Why You Should Work at a Library, Part Uno
When I’m not writing my fingers to the bone, I work part time as a librarian at a small town public library. The main reason I work there is the pay. Just. Joking. Other than the fact that I’m addicted to the smell of cellulose decay, I dream to one day see my name on the spine of a well worn tome. See, working for legal writing services is great fun, but writing fantasy fiction puts the jolly in my Roger.
Becoming a certified librarian practitioner is my counterplot to dealing with the publishing industry, as public libraries are a middle man between publishers and readers. As a librarian, I’ve learned a ton about books, which range from rotting reads on the giveaway cart to picks as popular as full size candy bars during trick-or-treat.
How Libraries Choose Books to Buy
The first thing I learned is that libraries, especially small town ones, are borderline broke. Therefore, purchasing every new book out on the market, on the bestsellers list, or recommended by always-opinionated patrons isn’t ever going to happen. Mostly, the books purchased new are those from the Big 6 publisher pals—Patterson, King, Evanovich, Steel, Koontz, and Grisham. Fresh-off-the-press books from these prolific writers are in hardcover with paperbacks printed months later, which means they cost more leaving little left over for spending on novels by lesser known authors. As a result, writers who are new to the game or writing in a weird niche would be better off sending a library a free copy rather than holding their breath to have them purchase their book.
Judging Books By Their Cover
Unfortunately, getting your book in a library is only one percent of the battle. Most books go unnoticed, unread, and sometimes even uncatalogued, due to misgivings about the cover image or the size of the book. Think about it. Covers that are plain Jane without any image or title are not going to attract a random reader’s attention. However, having a book cover depicting a half-naked hulk or grisly murder scene may be unsuitable for a reader who plans to read the book around their family or work colleagues. Whenever I weed books, which does not involve rolling them up Miley style, the first books I pull are those with blank faces on the front. A quick check of their history proves correct, that these boring covers have never been checked out by a single reader.
Size Does Matter
A standard library bookshelf has the same dimensions as your bookcase at home. Keep this tidbit in mind when designing your own book cover. Say you have written a fantastic nonfiction book about pumpkins or pictorial history of Dia de Muertos. You’ve cleverly designed the book to be the size of Texas because you want to catch a reader’s eye when it’s on the shelves. The next thing you know, librarians everywhere are laying your book flat underneath a stack of similar, obnoxiously over-sized titles, if you are lucky.

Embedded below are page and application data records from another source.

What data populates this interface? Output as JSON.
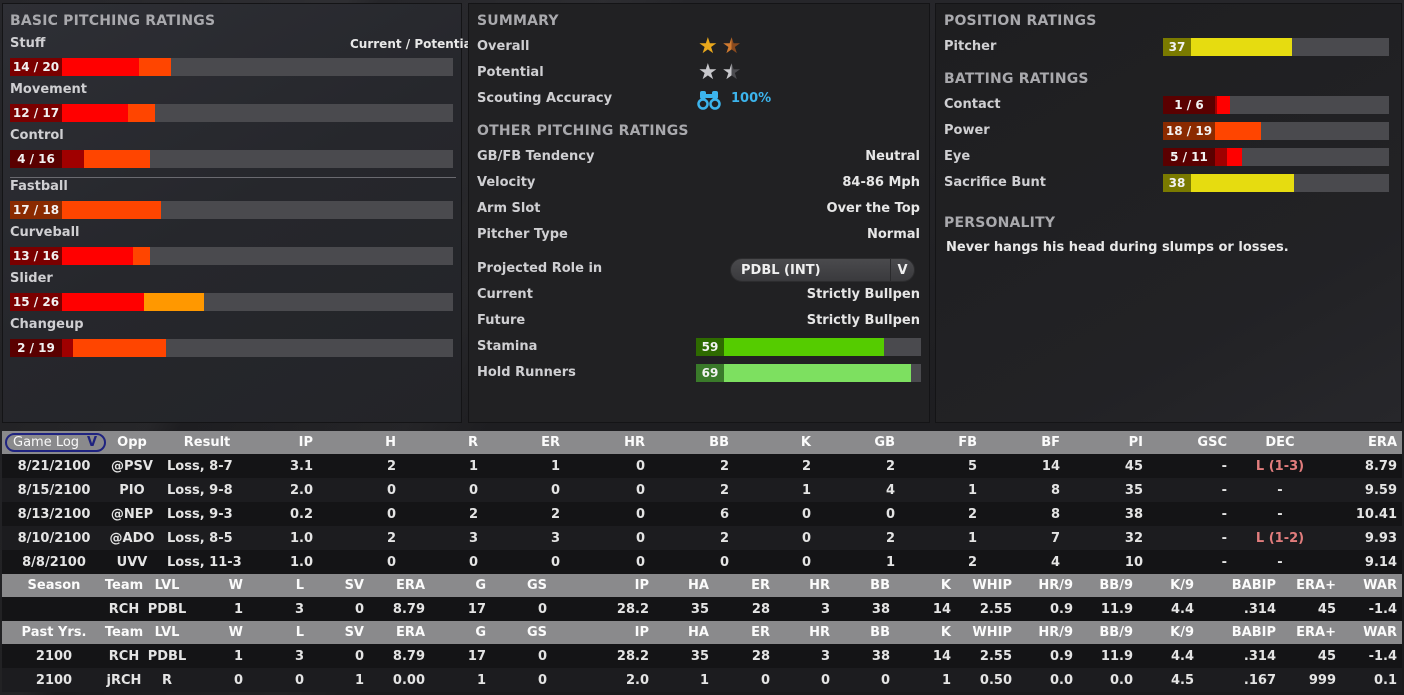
{
  "basic_pitching": {
    "title": "BASIC PITCHING RATINGS",
    "column_hint": "Current / Potential",
    "ratings": [
      {
        "label": "Stuff",
        "text": "14 / 20",
        "current": 14,
        "potential": 20
      },
      {
        "label": "Movement",
        "text": "12 / 17",
        "current": 12,
        "potential": 17
      },
      {
        "label": "Control",
        "text": "4 / 16",
        "current": 4,
        "potential": 16
      }
    ],
    "pitches": [
      {
        "label": "Fastball",
        "text": "17 / 18",
        "current": 17,
        "potential": 18
      },
      {
        "label": "Curveball",
        "text": "13 / 16",
        "current": 13,
        "potential": 16
      },
      {
        "label": "Slider",
        "text": "15 / 26",
        "current": 15,
        "potential": 26
      },
      {
        "label": "Changeup",
        "text": "2 / 19",
        "current": 2,
        "potential": 19
      }
    ]
  },
  "summary": {
    "title": "SUMMARY",
    "overall_label": "Overall",
    "overall_stars": 1.5,
    "potential_label": "Potential",
    "potential_stars": 1.5,
    "scouting_label": "Scouting Accuracy",
    "scouting_value": "100%",
    "scouting_icon": "binoculars-icon",
    "accent_color": "#3cb4ec"
  },
  "other_pitching": {
    "title": "OTHER PITCHING RATINGS",
    "rows": [
      {
        "label": "GB/FB Tendency",
        "value": "Neutral"
      },
      {
        "label": "Velocity",
        "value": "84-86 Mph"
      },
      {
        "label": "Arm Slot",
        "value": "Over the Top"
      },
      {
        "label": "Pitcher Type",
        "value": "Normal"
      }
    ],
    "projected_role_label": "Projected Role in",
    "projected_role_select": "PDBL (INT)",
    "current_label": "Current",
    "current_value": "Strictly Bullpen",
    "future_label": "Future",
    "future_value": "Strictly Bullpen",
    "stamina_label": "Stamina",
    "stamina_value": 59,
    "hold_runners_label": "Hold Runners",
    "hold_runners_value": 69
  },
  "position_ratings": {
    "title": "POSITION RATINGS",
    "pitcher_label": "Pitcher",
    "pitcher_value": 37
  },
  "batting_ratings": {
    "title": "BATTING RATINGS",
    "rows": [
      {
        "label": "Contact",
        "text": "1 / 6",
        "current": 1,
        "potential": 6
      },
      {
        "label": "Power",
        "text": "18 / 19",
        "current": 18,
        "potential": 19
      },
      {
        "label": "Eye",
        "text": "5 / 11",
        "current": 5,
        "potential": 11
      }
    ],
    "bunt_label": "Sacrifice Bunt",
    "bunt_value": 38
  },
  "personality": {
    "title": "PERSONALITY",
    "text": "Never hangs his head during slumps or losses."
  },
  "game_log": {
    "selector": "Game Log",
    "columns": [
      "Opp",
      "Result",
      "IP",
      "H",
      "R",
      "ER",
      "HR",
      "BB",
      "K",
      "GB",
      "FB",
      "BF",
      "PI",
      "GSC",
      "DEC",
      "ERA"
    ],
    "rows": [
      [
        "8/21/2100",
        "@PSV",
        "Loss, 8-7",
        "3.1",
        "2",
        "1",
        "1",
        "0",
        "2",
        "2",
        "2",
        "5",
        "14",
        "45",
        "-",
        "L (1-3)",
        "8.79"
      ],
      [
        "8/15/2100",
        "PIO",
        "Loss, 9-8",
        "2.0",
        "0",
        "0",
        "0",
        "0",
        "2",
        "1",
        "4",
        "1",
        "8",
        "35",
        "-",
        "-",
        "9.59"
      ],
      [
        "8/13/2100",
        "@NEP",
        "Loss, 9-3",
        "0.2",
        "0",
        "2",
        "2",
        "0",
        "6",
        "0",
        "0",
        "2",
        "8",
        "38",
        "-",
        "-",
        "10.41"
      ],
      [
        "8/10/2100",
        "@ADO",
        "Loss, 8-5",
        "1.0",
        "2",
        "3",
        "3",
        "0",
        "2",
        "0",
        "2",
        "1",
        "7",
        "32",
        "-",
        "L (1-2)",
        "9.93"
      ],
      [
        "8/8/2100",
        "UVV",
        "Loss, 11-3",
        "1.0",
        "0",
        "0",
        "0",
        "0",
        "0",
        "0",
        "1",
        "2",
        "4",
        "10",
        "-",
        "-",
        "9.14"
      ]
    ]
  },
  "season_stats": {
    "columns": [
      "Season",
      "Team",
      "LVL",
      "W",
      "L",
      "SV",
      "ERA",
      "G",
      "GS",
      "IP",
      "HA",
      "ER",
      "HR",
      "BB",
      "K",
      "WHIP",
      "HR/9",
      "BB/9",
      "K/9",
      "BABIP",
      "ERA+",
      "WAR"
    ],
    "rows": [
      [
        "",
        "RCH",
        "PDBL",
        "1",
        "3",
        "0",
        "8.79",
        "17",
        "0",
        "28.2",
        "35",
        "28",
        "3",
        "38",
        "14",
        "2.55",
        "0.9",
        "11.9",
        "4.4",
        ".314",
        "45",
        "-1.4"
      ]
    ]
  },
  "past_stats": {
    "columns": [
      "Past Yrs.",
      "Team",
      "LVL",
      "W",
      "L",
      "SV",
      "ERA",
      "G",
      "GS",
      "IP",
      "HA",
      "ER",
      "HR",
      "BB",
      "K",
      "WHIP",
      "HR/9",
      "BB/9",
      "K/9",
      "BABIP",
      "ERA+",
      "WAR"
    ],
    "rows": [
      [
        "2100",
        "RCH",
        "PDBL",
        "1",
        "3",
        "0",
        "8.79",
        "17",
        "0",
        "28.2",
        "35",
        "28",
        "3",
        "38",
        "14",
        "2.55",
        "0.9",
        "11.9",
        "4.4",
        ".314",
        "45",
        "-1.4"
      ],
      [
        "2100",
        "jRCH",
        "R",
        "0",
        "0",
        "1",
        "0.00",
        "1",
        "0",
        "2.0",
        "1",
        "0",
        "0",
        "0",
        "1",
        "0.50",
        "0.0",
        "0.0",
        "4.5",
        ".167",
        "999",
        "0.1"
      ]
    ]
  }
}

Otherwise, the book gets moved to the tiptop of the bookshelf, where patrons can barely see it, little less reach it. It just doesn’t work to have insanely large book covers, so keep things standard size, please.
Issues with eBooks
Publishing via eBooks is supposed to make it easier to get your book into the hands of readers. However, for libraries, eBooks are the epitome of evil. Librarians, especially the kind that likes to “shhh” people, are convinced that eReaders are the antichrist. After all, what is a library without books? Call it job security, call it old fashioned. The truth is that many old school librarians who love Dewey and despise screens are not nearly ready to replace paperbacks and soft covers with Kindles and Nooks. Additionally, the Big Six in publishing are making it nearly impossible for libraries to own and rent popular books via eReaders. Between the two fogies, your best bet is to be flexible and offer your book in print format for libraries.
Miranda B is a freelance writer available on WriterAccess, a marketplace where clients and expert writers connect for assignments.